**Activity**.
Set the pictures aside and return each record below precisely as written.

[Items from a data source]
Segment Open
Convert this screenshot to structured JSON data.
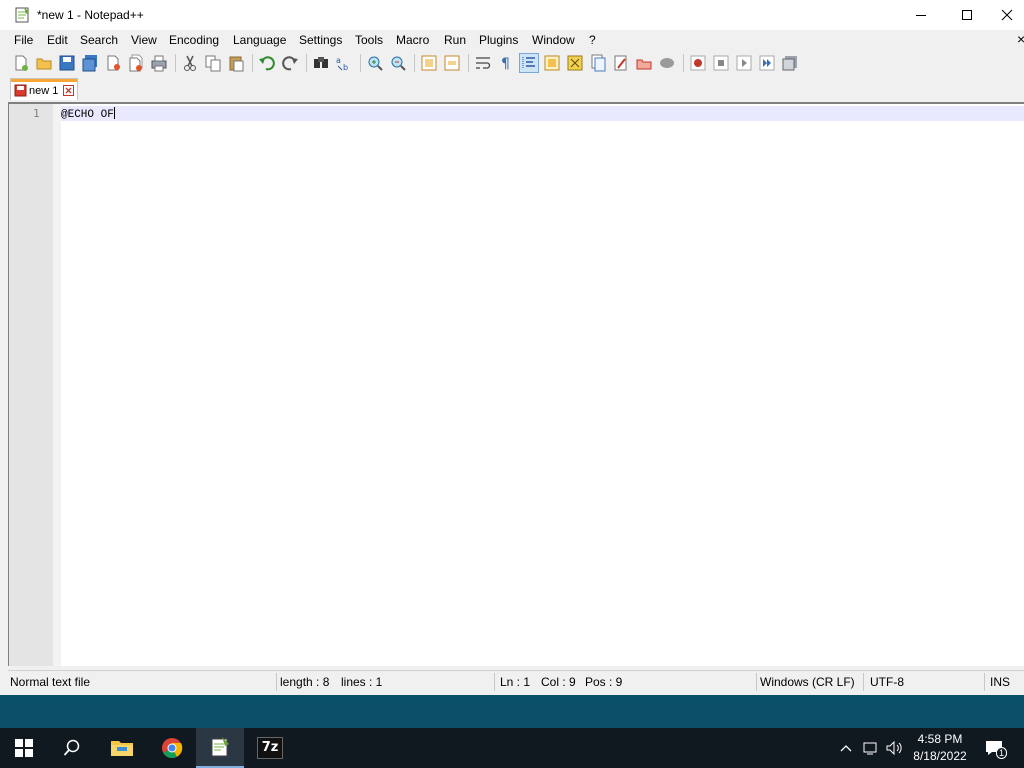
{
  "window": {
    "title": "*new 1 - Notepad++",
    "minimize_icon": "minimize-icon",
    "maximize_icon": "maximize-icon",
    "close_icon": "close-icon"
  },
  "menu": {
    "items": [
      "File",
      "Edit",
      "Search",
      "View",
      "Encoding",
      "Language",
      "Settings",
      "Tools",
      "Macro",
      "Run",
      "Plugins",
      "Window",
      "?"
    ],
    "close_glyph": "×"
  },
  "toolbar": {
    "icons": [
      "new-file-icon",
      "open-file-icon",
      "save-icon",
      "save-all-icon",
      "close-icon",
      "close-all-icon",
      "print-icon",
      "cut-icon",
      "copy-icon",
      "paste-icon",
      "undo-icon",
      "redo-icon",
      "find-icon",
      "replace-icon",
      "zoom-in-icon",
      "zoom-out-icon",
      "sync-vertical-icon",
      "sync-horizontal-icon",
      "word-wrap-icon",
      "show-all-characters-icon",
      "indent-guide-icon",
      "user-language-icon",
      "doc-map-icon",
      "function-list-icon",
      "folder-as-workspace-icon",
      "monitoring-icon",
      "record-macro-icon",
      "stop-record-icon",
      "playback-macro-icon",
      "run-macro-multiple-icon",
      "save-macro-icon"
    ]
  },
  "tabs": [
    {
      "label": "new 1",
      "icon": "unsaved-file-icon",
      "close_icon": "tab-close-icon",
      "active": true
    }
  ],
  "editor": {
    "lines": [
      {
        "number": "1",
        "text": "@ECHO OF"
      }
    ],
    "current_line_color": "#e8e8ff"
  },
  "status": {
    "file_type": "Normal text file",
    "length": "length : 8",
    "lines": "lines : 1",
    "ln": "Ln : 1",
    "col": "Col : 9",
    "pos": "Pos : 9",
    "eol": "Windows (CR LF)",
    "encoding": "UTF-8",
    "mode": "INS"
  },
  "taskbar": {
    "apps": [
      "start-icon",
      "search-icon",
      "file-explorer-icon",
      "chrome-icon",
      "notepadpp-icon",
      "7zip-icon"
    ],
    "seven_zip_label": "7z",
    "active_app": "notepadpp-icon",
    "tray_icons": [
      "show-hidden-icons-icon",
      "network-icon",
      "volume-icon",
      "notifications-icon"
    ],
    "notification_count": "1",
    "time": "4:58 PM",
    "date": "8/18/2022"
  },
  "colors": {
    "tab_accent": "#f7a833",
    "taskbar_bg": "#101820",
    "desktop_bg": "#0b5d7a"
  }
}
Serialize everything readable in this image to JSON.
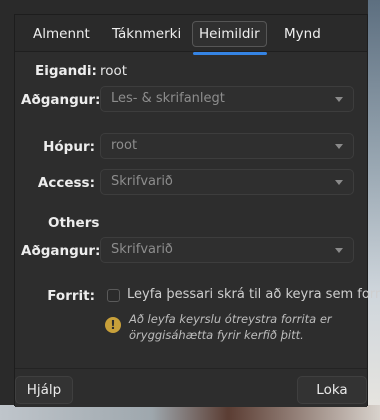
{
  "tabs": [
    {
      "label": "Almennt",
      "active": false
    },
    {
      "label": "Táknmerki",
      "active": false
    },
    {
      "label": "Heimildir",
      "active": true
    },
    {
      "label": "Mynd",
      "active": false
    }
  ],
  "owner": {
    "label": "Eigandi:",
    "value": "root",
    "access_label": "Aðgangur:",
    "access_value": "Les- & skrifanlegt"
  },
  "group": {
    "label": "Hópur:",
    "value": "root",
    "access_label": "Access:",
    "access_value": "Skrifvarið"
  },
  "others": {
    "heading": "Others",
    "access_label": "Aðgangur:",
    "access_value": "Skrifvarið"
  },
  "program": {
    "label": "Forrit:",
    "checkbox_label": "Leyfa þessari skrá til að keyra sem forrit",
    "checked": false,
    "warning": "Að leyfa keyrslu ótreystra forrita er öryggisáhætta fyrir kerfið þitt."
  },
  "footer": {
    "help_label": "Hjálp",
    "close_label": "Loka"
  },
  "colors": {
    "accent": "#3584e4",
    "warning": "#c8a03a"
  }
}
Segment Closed
**Answer section**.
Convert this screenshot to structured JSON data.
{
  "window": {
    "title": "*new 1 - Notepad++",
    "minimize_icon": "minimize-icon",
    "maximize_icon": "maximize-icon",
    "close_icon": "close-icon"
  },
  "menu": {
    "items": [
      "File",
      "Edit",
      "Search",
      "View",
      "Encoding",
      "Language",
      "Settings",
      "Tools",
      "Macro",
      "Run",
      "Plugins",
      "Window",
      "?"
    ],
    "close_glyph": "×"
  },
  "toolbar": {
    "icons": [
      "new-file-icon",
      "open-file-icon",
      "save-icon",
      "save-all-icon",
      "close-icon",
      "close-all-icon",
      "print-icon",
      "cut-icon",
      "copy-icon",
      "paste-icon",
      "undo-icon",
      "redo-icon",
      "find-icon",
      "replace-icon",
      "zoom-in-icon",
      "zoom-out-icon",
      "sync-vertical-icon",
      "sync-horizontal-icon",
      "word-wrap-icon",
      "show-all-characters-icon",
      "indent-guide-icon",
      "user-language-icon",
      "doc-map-icon",
      "function-list-icon",
      "folder-as-workspace-icon",
      "monitoring-icon",
      "record-macro-icon",
      "stop-record-icon",
      "playback-macro-icon",
      "run-macro-multiple-icon",
      "save-macro-icon"
    ]
  },
  "tabs": [
    {
      "label": "new 1",
      "icon": "unsaved-file-icon",
      "close_icon": "tab-close-icon",
      "active": true
    }
  ],
  "editor": {
    "lines": [
      {
        "number": "1",
        "text": "@ECHO OF"
      }
    ],
    "current_line_color": "#e8e8ff"
  },
  "status": {
    "file_type": "Normal text file",
    "length": "length : 8",
    "lines": "lines : 1",
    "ln": "Ln : 1",
    "col": "Col : 9",
    "pos": "Pos : 9",
    "eol": "Windows (CR LF)",
    "encoding": "UTF-8",
    "mode": "INS"
  },
  "taskbar": {
    "apps": [
      "start-icon",
      "search-icon",
      "file-explorer-icon",
      "chrome-icon",
      "notepadpp-icon",
      "7zip-icon"
    ],
    "seven_zip_label": "7z",
    "active_app": "notepadpp-icon",
    "tray_icons": [
      "show-hidden-icons-icon",
      "network-icon",
      "volume-icon",
      "notifications-icon"
    ],
    "notification_count": "1",
    "time": "4:58 PM",
    "date": "8/18/2022"
  },
  "colors": {
    "tab_accent": "#f7a833",
    "taskbar_bg": "#101820",
    "desktop_bg": "#0b5d7a"
  }
}
Serialize everything readable in this image to JSON.
{
  "tabs": [
    {
      "label": "Almennt",
      "active": false
    },
    {
      "label": "Táknmerki",
      "active": false
    },
    {
      "label": "Heimildir",
      "active": true
    },
    {
      "label": "Mynd",
      "active": false
    }
  ],
  "owner": {
    "label": "Eigandi:",
    "value": "root",
    "access_label": "Aðgangur:",
    "access_value": "Les- & skrifanlegt"
  },
  "group": {
    "label": "Hópur:",
    "value": "root",
    "access_label": "Access:",
    "access_value": "Skrifvarið"
  },
  "others": {
    "heading": "Others",
    "access_label": "Aðgangur:",
    "access_value": "Skrifvarið"
  },
  "program": {
    "label": "Forrit:",
    "checkbox_label": "Leyfa þessari skrá til að keyra sem forrit",
    "checked": false,
    "warning": "Að leyfa keyrslu ótreystra forrita er öryggisáhætta fyrir kerfið þitt."
  },
  "footer": {
    "help_label": "Hjálp",
    "close_label": "Loka"
  },
  "colors": {
    "accent": "#3584e4",
    "warning": "#c8a03a"
  }
}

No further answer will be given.